▶ _PROMPT_
Copy each line of the entries below that contains the string "background".

□ □ □ □ □ □ □

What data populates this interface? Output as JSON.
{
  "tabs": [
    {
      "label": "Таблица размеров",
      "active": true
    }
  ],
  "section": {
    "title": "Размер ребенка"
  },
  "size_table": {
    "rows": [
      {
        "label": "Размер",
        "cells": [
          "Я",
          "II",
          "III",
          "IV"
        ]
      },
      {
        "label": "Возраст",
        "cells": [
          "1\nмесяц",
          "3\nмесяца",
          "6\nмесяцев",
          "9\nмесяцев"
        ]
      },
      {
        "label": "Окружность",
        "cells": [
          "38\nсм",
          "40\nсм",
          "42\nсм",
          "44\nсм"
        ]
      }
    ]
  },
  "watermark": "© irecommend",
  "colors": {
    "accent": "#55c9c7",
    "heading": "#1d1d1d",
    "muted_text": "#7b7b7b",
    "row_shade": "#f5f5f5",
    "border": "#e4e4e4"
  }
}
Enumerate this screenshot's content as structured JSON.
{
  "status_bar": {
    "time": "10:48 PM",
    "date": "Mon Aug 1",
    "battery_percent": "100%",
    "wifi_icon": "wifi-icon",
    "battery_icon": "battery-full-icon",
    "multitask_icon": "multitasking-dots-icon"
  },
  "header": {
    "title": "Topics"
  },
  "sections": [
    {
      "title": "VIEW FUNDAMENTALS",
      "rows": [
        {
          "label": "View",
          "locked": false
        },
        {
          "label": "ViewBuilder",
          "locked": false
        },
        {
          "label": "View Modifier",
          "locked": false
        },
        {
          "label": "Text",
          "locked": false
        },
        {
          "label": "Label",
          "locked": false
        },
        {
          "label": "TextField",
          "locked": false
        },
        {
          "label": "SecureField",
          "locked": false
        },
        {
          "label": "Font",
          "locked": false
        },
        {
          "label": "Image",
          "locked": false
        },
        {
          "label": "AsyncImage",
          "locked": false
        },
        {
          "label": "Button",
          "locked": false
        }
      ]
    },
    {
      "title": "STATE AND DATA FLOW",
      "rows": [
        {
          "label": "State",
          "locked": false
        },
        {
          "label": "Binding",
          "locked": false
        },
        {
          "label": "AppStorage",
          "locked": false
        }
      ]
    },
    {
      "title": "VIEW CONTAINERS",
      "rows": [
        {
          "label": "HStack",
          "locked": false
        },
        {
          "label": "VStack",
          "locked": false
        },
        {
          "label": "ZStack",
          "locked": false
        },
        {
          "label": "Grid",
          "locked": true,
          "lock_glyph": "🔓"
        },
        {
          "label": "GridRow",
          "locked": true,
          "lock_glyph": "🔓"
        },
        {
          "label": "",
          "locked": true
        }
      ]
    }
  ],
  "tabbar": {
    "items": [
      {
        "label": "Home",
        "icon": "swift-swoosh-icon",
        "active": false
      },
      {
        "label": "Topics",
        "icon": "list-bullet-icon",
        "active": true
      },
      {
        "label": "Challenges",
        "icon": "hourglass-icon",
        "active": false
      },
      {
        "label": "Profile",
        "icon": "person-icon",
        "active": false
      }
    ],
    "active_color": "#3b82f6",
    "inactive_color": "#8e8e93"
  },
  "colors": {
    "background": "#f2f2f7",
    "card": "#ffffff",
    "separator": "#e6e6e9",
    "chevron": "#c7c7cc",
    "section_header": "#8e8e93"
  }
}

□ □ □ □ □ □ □

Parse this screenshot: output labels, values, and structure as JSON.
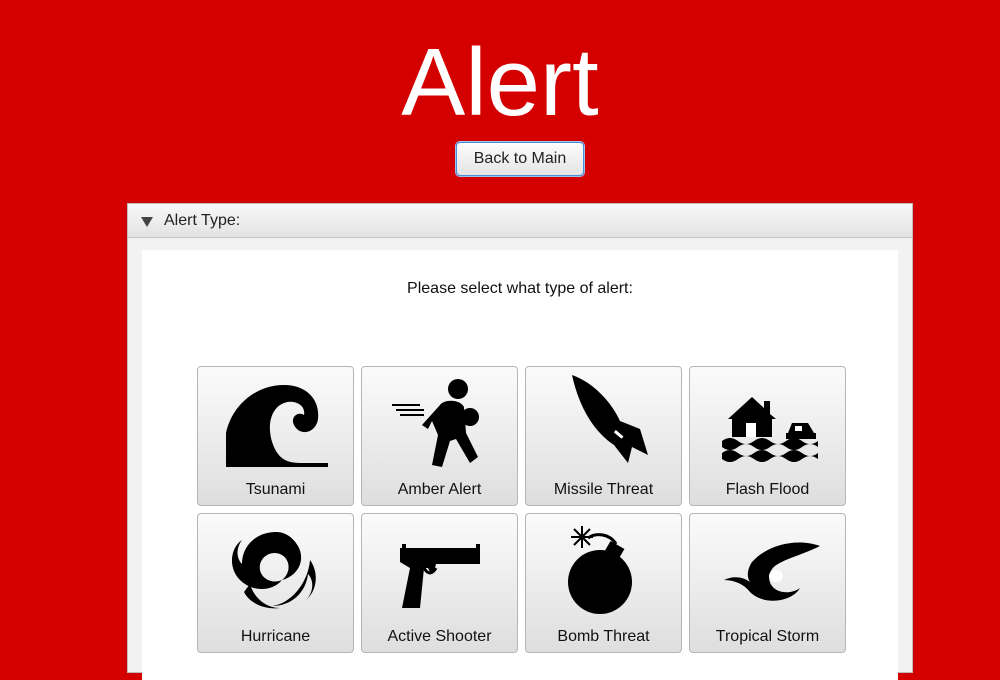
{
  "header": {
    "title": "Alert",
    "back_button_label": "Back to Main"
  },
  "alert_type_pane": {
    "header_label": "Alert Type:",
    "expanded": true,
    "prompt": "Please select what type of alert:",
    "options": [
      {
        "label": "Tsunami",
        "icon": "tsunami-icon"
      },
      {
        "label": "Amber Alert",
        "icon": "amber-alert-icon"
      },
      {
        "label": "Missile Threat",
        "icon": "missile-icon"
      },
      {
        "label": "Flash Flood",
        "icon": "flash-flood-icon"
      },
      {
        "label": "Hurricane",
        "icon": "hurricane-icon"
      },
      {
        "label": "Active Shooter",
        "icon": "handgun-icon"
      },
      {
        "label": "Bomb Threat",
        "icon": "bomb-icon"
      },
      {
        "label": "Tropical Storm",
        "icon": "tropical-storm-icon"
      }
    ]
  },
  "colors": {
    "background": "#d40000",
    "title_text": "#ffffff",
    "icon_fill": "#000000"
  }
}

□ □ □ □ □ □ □

▶ _TASK RESPONSE_
    "background": "#f2f2f7",
    "background": "#d40000",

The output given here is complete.